* [EXERCISE BRIEF]
The count of lines below that include the string "Laporan" is the whole answer.

* [EXERCISE INPUTS]
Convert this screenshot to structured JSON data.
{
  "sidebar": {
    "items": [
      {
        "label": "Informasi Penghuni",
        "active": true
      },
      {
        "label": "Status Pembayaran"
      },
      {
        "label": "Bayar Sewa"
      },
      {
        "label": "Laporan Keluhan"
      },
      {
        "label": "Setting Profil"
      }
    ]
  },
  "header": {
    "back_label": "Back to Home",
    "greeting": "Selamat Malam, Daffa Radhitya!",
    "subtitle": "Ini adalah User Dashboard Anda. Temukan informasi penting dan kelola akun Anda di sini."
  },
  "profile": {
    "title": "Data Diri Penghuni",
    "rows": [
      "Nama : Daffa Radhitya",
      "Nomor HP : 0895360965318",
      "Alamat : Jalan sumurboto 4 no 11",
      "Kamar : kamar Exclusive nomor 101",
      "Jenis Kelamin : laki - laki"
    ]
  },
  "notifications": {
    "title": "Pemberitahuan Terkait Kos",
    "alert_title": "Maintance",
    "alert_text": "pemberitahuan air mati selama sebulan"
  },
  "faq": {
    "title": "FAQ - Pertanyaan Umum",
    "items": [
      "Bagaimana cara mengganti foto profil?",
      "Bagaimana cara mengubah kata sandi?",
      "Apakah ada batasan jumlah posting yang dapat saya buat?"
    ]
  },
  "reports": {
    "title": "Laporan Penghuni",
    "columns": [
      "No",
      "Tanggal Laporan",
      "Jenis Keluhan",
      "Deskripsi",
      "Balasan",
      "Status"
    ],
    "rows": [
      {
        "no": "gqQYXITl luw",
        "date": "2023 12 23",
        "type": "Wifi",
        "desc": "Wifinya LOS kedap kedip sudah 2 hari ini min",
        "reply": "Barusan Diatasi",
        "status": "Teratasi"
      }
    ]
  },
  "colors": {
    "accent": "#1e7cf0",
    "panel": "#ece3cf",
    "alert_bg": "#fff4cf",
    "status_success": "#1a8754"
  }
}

* [RESULT FOR THIS TASK]
3